──────── Source data
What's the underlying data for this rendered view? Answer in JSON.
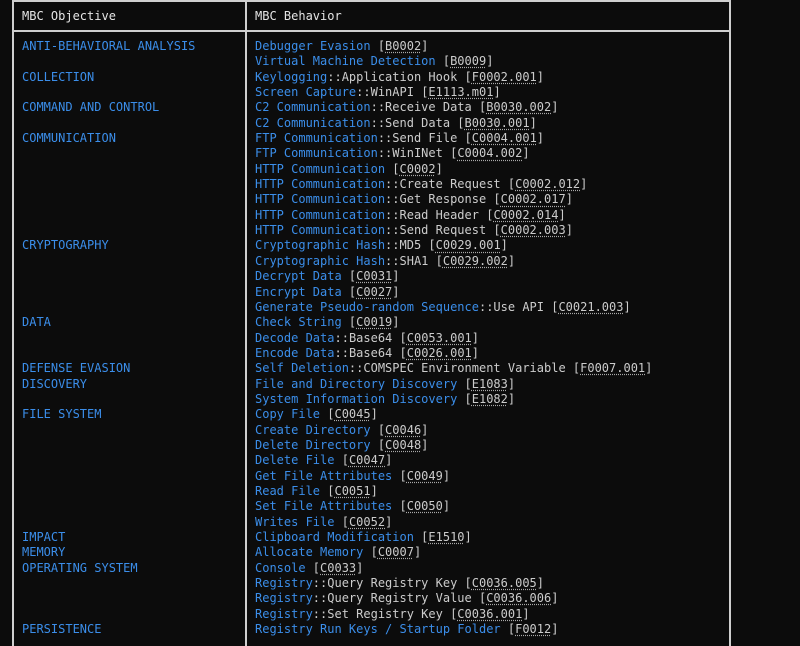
{
  "header": {
    "objective": "MBC Objective",
    "behavior": "MBC Behavior"
  },
  "colors": {
    "background": "#0c0c0c",
    "border": "#cfcfcf",
    "accent_blue": "#3b8eea",
    "text": "#cccccc"
  },
  "rows": [
    {
      "objective": "ANTI-BEHAVIORAL ANALYSIS",
      "name": "Debugger Evasion",
      "method": "",
      "id": "B0002"
    },
    {
      "objective": "",
      "name": "Virtual Machine Detection",
      "method": "",
      "id": "B0009"
    },
    {
      "objective": "COLLECTION",
      "name": "Keylogging",
      "method": "Application Hook",
      "id": "F0002.001"
    },
    {
      "objective": "",
      "name": "Screen Capture",
      "method": "WinAPI",
      "id": "E1113.m01"
    },
    {
      "objective": "COMMAND AND CONTROL",
      "name": "C2 Communication",
      "method": "Receive Data",
      "id": "B0030.002"
    },
    {
      "objective": "",
      "name": "C2 Communication",
      "method": "Send Data",
      "id": "B0030.001"
    },
    {
      "objective": "COMMUNICATION",
      "name": "FTP Communication",
      "method": "Send File",
      "id": "C0004.001"
    },
    {
      "objective": "",
      "name": "FTP Communication",
      "method": "WinINet",
      "id": "C0004.002"
    },
    {
      "objective": "",
      "name": "HTTP Communication",
      "method": "",
      "id": "C0002"
    },
    {
      "objective": "",
      "name": "HTTP Communication",
      "method": "Create Request",
      "id": "C0002.012"
    },
    {
      "objective": "",
      "name": "HTTP Communication",
      "method": "Get Response",
      "id": "C0002.017"
    },
    {
      "objective": "",
      "name": "HTTP Communication",
      "method": "Read Header",
      "id": "C0002.014"
    },
    {
      "objective": "",
      "name": "HTTP Communication",
      "method": "Send Request",
      "id": "C0002.003"
    },
    {
      "objective": "CRYPTOGRAPHY",
      "name": "Cryptographic Hash",
      "method": "MD5",
      "id": "C0029.001"
    },
    {
      "objective": "",
      "name": "Cryptographic Hash",
      "method": "SHA1",
      "id": "C0029.002"
    },
    {
      "objective": "",
      "name": "Decrypt Data",
      "method": "",
      "id": "C0031"
    },
    {
      "objective": "",
      "name": "Encrypt Data",
      "method": "",
      "id": "C0027"
    },
    {
      "objective": "",
      "name": "Generate Pseudo-random Sequence",
      "method": "Use API",
      "id": "C0021.003"
    },
    {
      "objective": "DATA",
      "name": "Check String",
      "method": "",
      "id": "C0019"
    },
    {
      "objective": "",
      "name": "Decode Data",
      "method": "Base64",
      "id": "C0053.001"
    },
    {
      "objective": "",
      "name": "Encode Data",
      "method": "Base64",
      "id": "C0026.001"
    },
    {
      "objective": "DEFENSE EVASION",
      "name": "Self Deletion",
      "method": "COMSPEC Environment Variable",
      "id": "F0007.001"
    },
    {
      "objective": "DISCOVERY",
      "name": "File and Directory Discovery",
      "method": "",
      "id": "E1083"
    },
    {
      "objective": "",
      "name": "System Information Discovery",
      "method": "",
      "id": "E1082"
    },
    {
      "objective": "FILE SYSTEM",
      "name": "Copy File",
      "method": "",
      "id": "C0045"
    },
    {
      "objective": "",
      "name": "Create Directory",
      "method": "",
      "id": "C0046"
    },
    {
      "objective": "",
      "name": "Delete Directory",
      "method": "",
      "id": "C0048"
    },
    {
      "objective": "",
      "name": "Delete File",
      "method": "",
      "id": "C0047"
    },
    {
      "objective": "",
      "name": "Get File Attributes",
      "method": "",
      "id": "C0049"
    },
    {
      "objective": "",
      "name": "Read File",
      "method": "",
      "id": "C0051"
    },
    {
      "objective": "",
      "name": "Set File Attributes",
      "method": "",
      "id": "C0050"
    },
    {
      "objective": "",
      "name": "Writes File",
      "method": "",
      "id": "C0052"
    },
    {
      "objective": "IMPACT",
      "name": "Clipboard Modification",
      "method": "",
      "id": "E1510"
    },
    {
      "objective": "MEMORY",
      "name": "Allocate Memory",
      "method": "",
      "id": "C0007"
    },
    {
      "objective": "OPERATING SYSTEM",
      "name": "Console",
      "method": "",
      "id": "C0033"
    },
    {
      "objective": "",
      "name": "Registry",
      "method": "Query Registry Key",
      "id": "C0036.005"
    },
    {
      "objective": "",
      "name": "Registry",
      "method": "Query Registry Value",
      "id": "C0036.006"
    },
    {
      "objective": "",
      "name": "Registry",
      "method": "Set Registry Key",
      "id": "C0036.001"
    },
    {
      "objective": "PERSISTENCE",
      "name": "Registry Run Keys / Startup Folder",
      "method": "",
      "id": "F0012"
    }
  ]
}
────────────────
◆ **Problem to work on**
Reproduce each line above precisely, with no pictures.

◆ **Answer box**
What's the underlying data for this rendered view? Answer in JSON.
{
  "header": {
    "objective": "MBC Objective",
    "behavior": "MBC Behavior"
  },
  "colors": {
    "background": "#0c0c0c",
    "border": "#cfcfcf",
    "accent_blue": "#3b8eea",
    "text": "#cccccc"
  },
  "rows": [
    {
      "objective": "ANTI-BEHAVIORAL ANALYSIS",
      "name": "Debugger Evasion",
      "method": "",
      "id": "B0002"
    },
    {
      "objective": "",
      "name": "Virtual Machine Detection",
      "method": "",
      "id": "B0009"
    },
    {
      "objective": "COLLECTION",
      "name": "Keylogging",
      "method": "Application Hook",
      "id": "F0002.001"
    },
    {
      "objective": "",
      "name": "Screen Capture",
      "method": "WinAPI",
      "id": "E1113.m01"
    },
    {
      "objective": "COMMAND AND CONTROL",
      "name": "C2 Communication",
      "method": "Receive Data",
      "id": "B0030.002"
    },
    {
      "objective": "",
      "name": "C2 Communication",
      "method": "Send Data",
      "id": "B0030.001"
    },
    {
      "objective": "COMMUNICATION",
      "name": "FTP Communication",
      "method": "Send File",
      "id": "C0004.001"
    },
    {
      "objective": "",
      "name": "FTP Communication",
      "method": "WinINet",
      "id": "C0004.002"
    },
    {
      "objective": "",
      "name": "HTTP Communication",
      "method": "",
      "id": "C0002"
    },
    {
      "objective": "",
      "name": "HTTP Communication",
      "method": "Create Request",
      "id": "C0002.012"
    },
    {
      "objective": "",
      "name": "HTTP Communication",
      "method": "Get Response",
      "id": "C0002.017"
    },
    {
      "objective": "",
      "name": "HTTP Communication",
      "method": "Read Header",
      "id": "C0002.014"
    },
    {
      "objective": "",
      "name": "HTTP Communication",
      "method": "Send Request",
      "id": "C0002.003"
    },
    {
      "objective": "CRYPTOGRAPHY",
      "name": "Cryptographic Hash",
      "method": "MD5",
      "id": "C0029.001"
    },
    {
      "objective": "",
      "name": "Cryptographic Hash",
      "method": "SHA1",
      "id": "C0029.002"
    },
    {
      "objective": "",
      "name": "Decrypt Data",
      "method": "",
      "id": "C0031"
    },
    {
      "objective": "",
      "name": "Encrypt Data",
      "method": "",
      "id": "C0027"
    },
    {
      "objective": "",
      "name": "Generate Pseudo-random Sequence",
      "method": "Use API",
      "id": "C0021.003"
    },
    {
      "objective": "DATA",
      "name": "Check String",
      "method": "",
      "id": "C0019"
    },
    {
      "objective": "",
      "name": "Decode Data",
      "method": "Base64",
      "id": "C0053.001"
    },
    {
      "objective": "",
      "name": "Encode Data",
      "method": "Base64",
      "id": "C0026.001"
    },
    {
      "objective": "DEFENSE EVASION",
      "name": "Self Deletion",
      "method": "COMSPEC Environment Variable",
      "id": "F0007.001"
    },
    {
      "objective": "DISCOVERY",
      "name": "File and Directory Discovery",
      "method": "",
      "id": "E1083"
    },
    {
      "objective": "",
      "name": "System Information Discovery",
      "method": "",
      "id": "E1082"
    },
    {
      "objective": "FILE SYSTEM",
      "name": "Copy File",
      "method": "",
      "id": "C0045"
    },
    {
      "objective": "",
      "name": "Create Directory",
      "method": "",
      "id": "C0046"
    },
    {
      "objective": "",
      "name": "Delete Directory",
      "method": "",
      "id": "C0048"
    },
    {
      "objective": "",
      "name": "Delete File",
      "method": "",
      "id": "C0047"
    },
    {
      "objective": "",
      "name": "Get File Attributes",
      "method": "",
      "id": "C0049"
    },
    {
      "objective": "",
      "name": "Read File",
      "method": "",
      "id": "C0051"
    },
    {
      "objective": "",
      "name": "Set File Attributes",
      "method": "",
      "id": "C0050"
    },
    {
      "objective": "",
      "name": "Writes File",
      "method": "",
      "id": "C0052"
    },
    {
      "objective": "IMPACT",
      "name": "Clipboard Modification",
      "method": "",
      "id": "E1510"
    },
    {
      "objective": "MEMORY",
      "name": "Allocate Memory",
      "method": "",
      "id": "C0007"
    },
    {
      "objective": "OPERATING SYSTEM",
      "name": "Console",
      "method": "",
      "id": "C0033"
    },
    {
      "objective": "",
      "name": "Registry",
      "method": "Query Registry Key",
      "id": "C0036.005"
    },
    {
      "objective": "",
      "name": "Registry",
      "method": "Query Registry Value",
      "id": "C0036.006"
    },
    {
      "objective": "",
      "name": "Registry",
      "method": "Set Registry Key",
      "id": "C0036.001"
    },
    {
      "objective": "PERSISTENCE",
      "name": "Registry Run Keys / Startup Folder",
      "method": "",
      "id": "F0012"
    }
  ]
}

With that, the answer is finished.